## [To do]
Below are the records. State how many of their lines contain "swatch", with nothing else.

## [Provided information]
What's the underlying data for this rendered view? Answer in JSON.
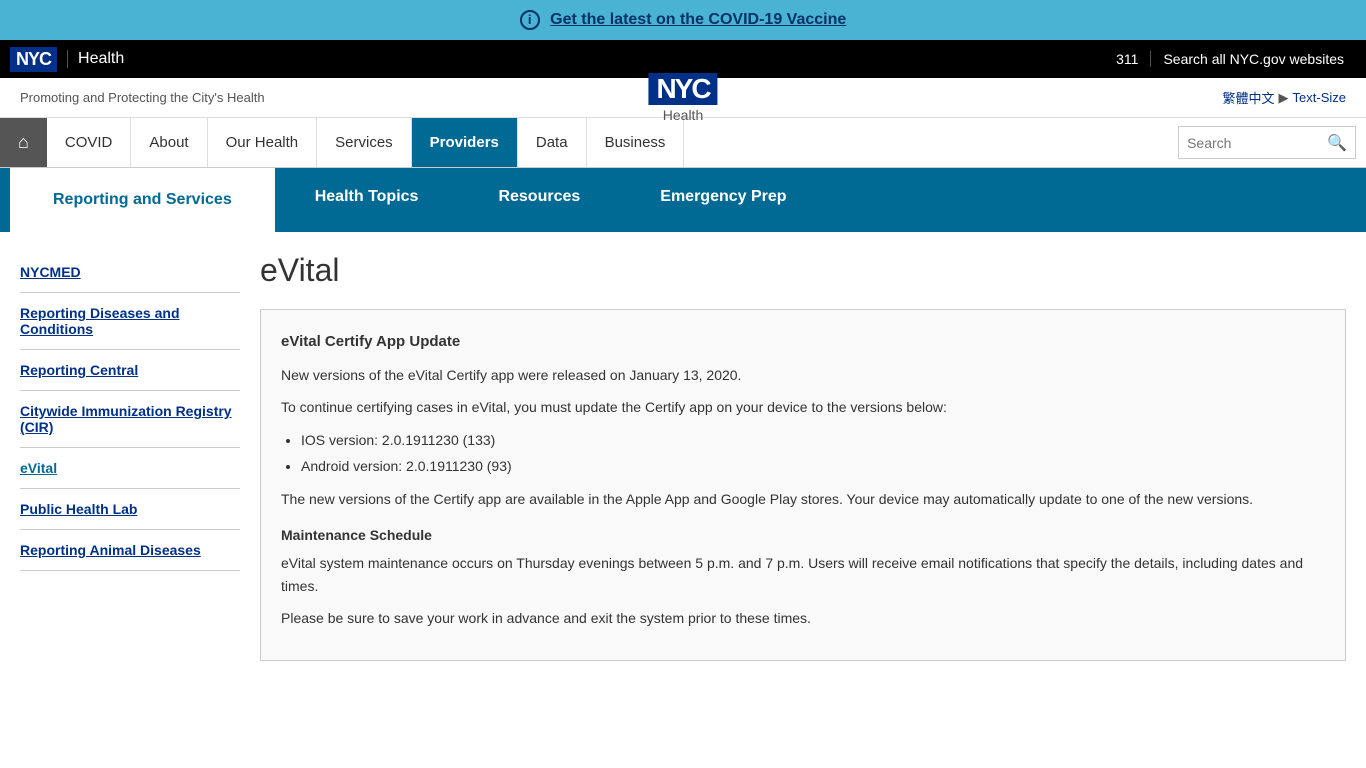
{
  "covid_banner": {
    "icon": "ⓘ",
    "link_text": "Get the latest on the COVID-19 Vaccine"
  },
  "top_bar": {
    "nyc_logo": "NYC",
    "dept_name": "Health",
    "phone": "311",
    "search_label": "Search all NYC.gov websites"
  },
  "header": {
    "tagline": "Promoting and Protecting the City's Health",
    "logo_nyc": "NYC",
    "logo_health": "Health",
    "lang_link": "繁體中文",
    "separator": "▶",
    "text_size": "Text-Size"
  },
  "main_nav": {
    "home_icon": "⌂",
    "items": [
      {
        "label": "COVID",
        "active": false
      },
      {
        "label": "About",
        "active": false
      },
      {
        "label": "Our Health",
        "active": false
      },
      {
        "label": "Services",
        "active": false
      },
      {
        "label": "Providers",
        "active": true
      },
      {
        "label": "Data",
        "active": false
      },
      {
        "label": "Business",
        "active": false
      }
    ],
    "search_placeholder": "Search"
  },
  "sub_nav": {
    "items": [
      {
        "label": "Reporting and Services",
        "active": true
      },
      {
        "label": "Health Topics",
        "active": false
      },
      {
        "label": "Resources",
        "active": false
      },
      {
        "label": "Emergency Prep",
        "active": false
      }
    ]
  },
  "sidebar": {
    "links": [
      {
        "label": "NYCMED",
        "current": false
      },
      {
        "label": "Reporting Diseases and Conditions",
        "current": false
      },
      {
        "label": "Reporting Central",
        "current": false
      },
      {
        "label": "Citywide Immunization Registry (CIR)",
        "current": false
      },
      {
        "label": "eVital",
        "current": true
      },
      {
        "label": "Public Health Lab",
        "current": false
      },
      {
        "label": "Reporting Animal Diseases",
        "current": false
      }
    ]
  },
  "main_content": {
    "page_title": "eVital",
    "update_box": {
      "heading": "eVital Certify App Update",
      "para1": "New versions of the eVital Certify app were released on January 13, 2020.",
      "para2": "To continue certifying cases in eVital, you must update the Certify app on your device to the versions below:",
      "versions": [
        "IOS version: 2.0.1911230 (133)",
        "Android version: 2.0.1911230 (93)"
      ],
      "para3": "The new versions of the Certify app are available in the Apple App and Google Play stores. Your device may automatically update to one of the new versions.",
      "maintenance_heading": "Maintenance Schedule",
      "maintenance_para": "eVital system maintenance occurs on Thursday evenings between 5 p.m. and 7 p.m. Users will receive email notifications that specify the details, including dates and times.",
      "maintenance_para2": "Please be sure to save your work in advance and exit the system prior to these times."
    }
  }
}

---

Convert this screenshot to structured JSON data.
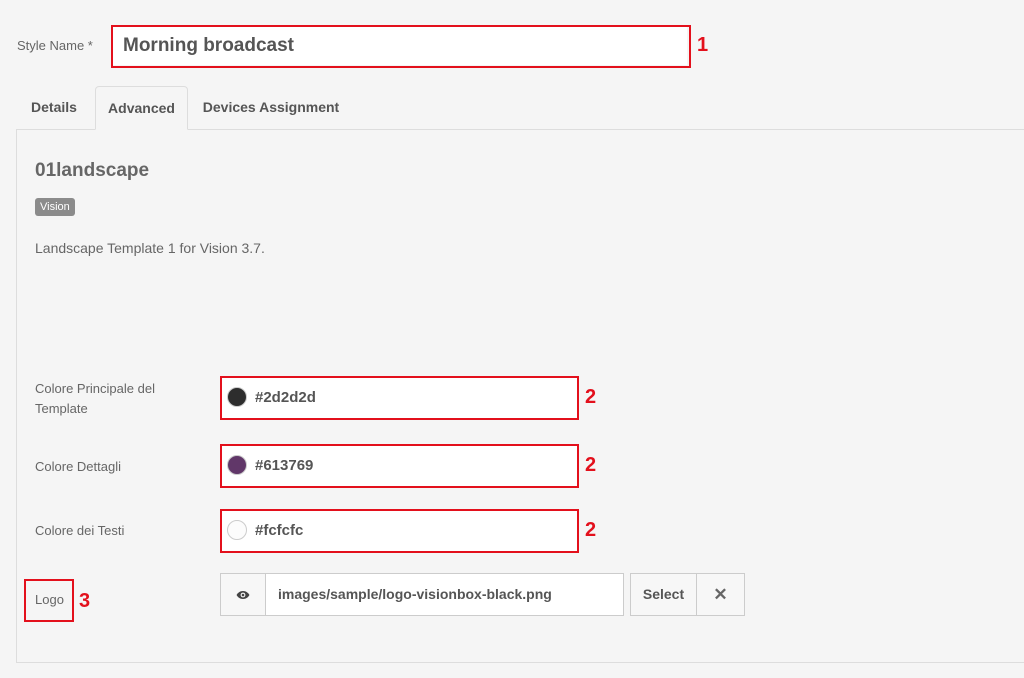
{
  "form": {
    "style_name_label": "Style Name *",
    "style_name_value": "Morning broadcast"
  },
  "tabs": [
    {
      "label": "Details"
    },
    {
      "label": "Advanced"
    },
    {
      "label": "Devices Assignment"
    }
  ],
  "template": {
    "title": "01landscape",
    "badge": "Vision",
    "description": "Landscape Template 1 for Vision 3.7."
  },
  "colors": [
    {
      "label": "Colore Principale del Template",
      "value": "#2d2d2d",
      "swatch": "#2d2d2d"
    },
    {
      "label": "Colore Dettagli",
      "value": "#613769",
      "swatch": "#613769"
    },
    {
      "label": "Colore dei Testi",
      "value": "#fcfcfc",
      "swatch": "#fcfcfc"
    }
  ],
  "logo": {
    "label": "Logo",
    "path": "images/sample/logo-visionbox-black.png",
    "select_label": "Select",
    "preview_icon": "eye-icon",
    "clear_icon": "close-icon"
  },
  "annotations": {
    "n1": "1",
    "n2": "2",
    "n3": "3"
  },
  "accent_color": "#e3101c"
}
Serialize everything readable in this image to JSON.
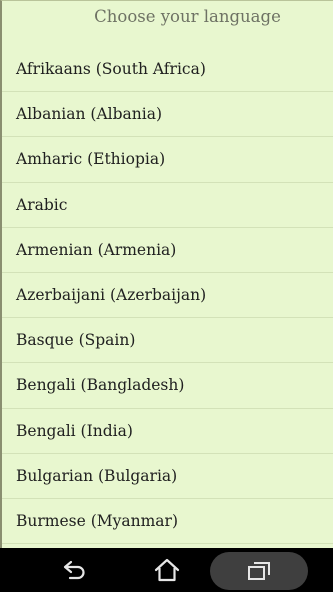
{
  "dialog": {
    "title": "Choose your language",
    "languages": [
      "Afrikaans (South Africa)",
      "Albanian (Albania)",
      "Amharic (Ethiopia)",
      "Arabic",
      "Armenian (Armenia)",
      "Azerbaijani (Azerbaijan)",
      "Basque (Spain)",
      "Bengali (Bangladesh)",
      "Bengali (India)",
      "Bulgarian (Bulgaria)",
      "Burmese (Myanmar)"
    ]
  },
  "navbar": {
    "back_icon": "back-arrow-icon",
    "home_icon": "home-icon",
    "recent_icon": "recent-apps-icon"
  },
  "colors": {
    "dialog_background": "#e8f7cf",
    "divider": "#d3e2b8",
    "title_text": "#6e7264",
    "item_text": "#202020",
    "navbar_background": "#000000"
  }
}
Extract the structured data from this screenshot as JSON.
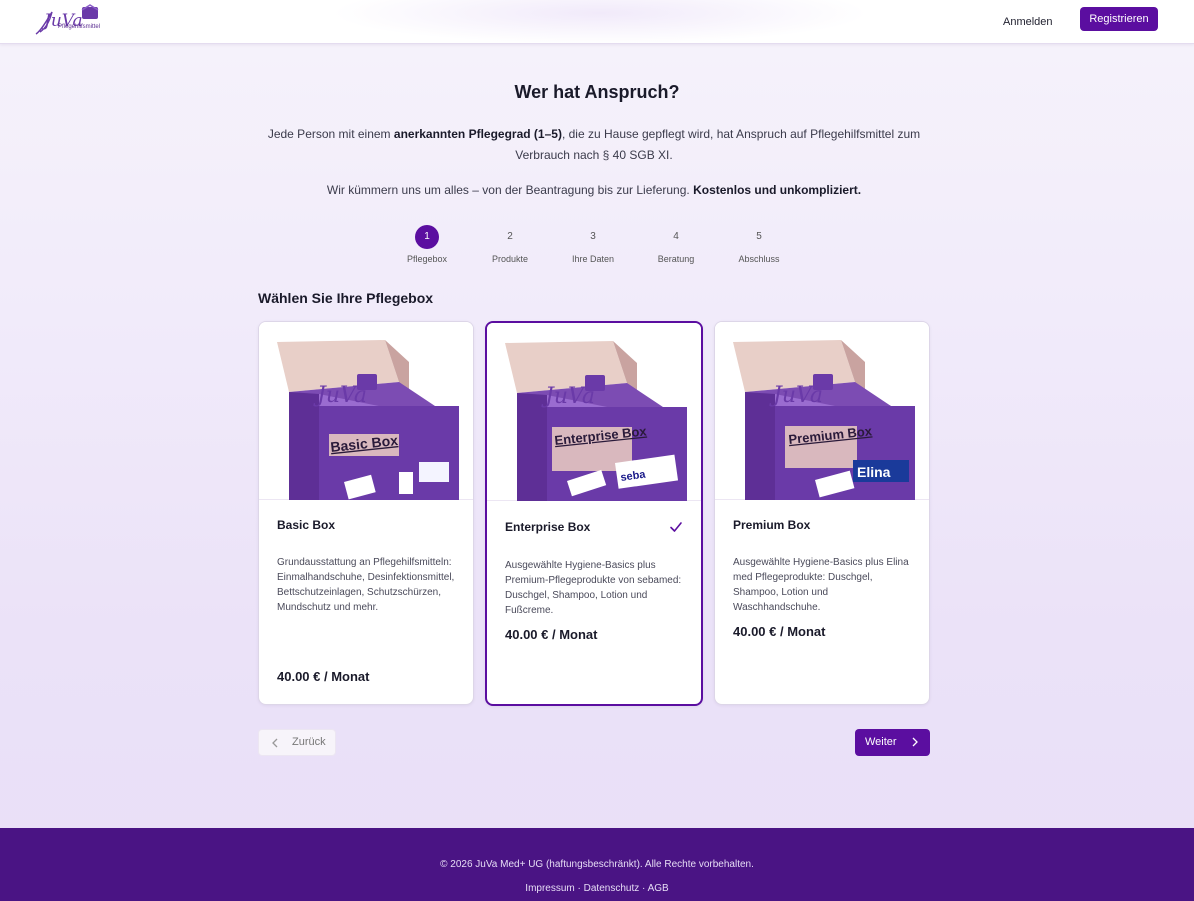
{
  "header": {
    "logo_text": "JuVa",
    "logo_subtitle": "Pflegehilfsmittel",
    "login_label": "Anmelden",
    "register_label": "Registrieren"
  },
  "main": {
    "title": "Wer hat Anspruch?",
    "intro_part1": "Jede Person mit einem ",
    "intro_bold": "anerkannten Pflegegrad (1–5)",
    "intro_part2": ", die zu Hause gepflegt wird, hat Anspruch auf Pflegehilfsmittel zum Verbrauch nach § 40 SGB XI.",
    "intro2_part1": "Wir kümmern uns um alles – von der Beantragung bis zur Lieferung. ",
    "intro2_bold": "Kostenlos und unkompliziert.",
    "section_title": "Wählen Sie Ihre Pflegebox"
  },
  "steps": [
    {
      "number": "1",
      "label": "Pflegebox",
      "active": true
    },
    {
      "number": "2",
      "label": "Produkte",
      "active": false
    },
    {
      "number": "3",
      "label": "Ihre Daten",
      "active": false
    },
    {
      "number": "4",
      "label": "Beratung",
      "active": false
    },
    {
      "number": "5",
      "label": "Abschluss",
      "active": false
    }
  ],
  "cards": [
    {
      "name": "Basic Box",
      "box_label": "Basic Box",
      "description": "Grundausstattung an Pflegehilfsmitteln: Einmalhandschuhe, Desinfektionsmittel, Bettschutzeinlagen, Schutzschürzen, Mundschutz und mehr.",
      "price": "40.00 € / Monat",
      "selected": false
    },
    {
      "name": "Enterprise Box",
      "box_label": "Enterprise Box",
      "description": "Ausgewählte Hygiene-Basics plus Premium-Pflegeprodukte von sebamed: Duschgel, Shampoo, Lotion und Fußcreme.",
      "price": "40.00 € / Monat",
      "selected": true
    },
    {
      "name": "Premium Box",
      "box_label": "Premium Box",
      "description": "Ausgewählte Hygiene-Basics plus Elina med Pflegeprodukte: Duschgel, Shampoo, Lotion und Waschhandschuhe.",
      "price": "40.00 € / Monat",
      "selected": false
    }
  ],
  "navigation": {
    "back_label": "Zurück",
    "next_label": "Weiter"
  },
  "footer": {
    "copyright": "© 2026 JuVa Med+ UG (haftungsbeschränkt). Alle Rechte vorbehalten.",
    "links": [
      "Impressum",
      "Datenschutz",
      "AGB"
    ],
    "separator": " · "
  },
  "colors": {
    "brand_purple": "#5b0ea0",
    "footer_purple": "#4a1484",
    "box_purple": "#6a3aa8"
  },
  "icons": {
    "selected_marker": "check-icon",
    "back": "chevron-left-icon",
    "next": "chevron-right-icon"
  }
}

## [Result of this task]
3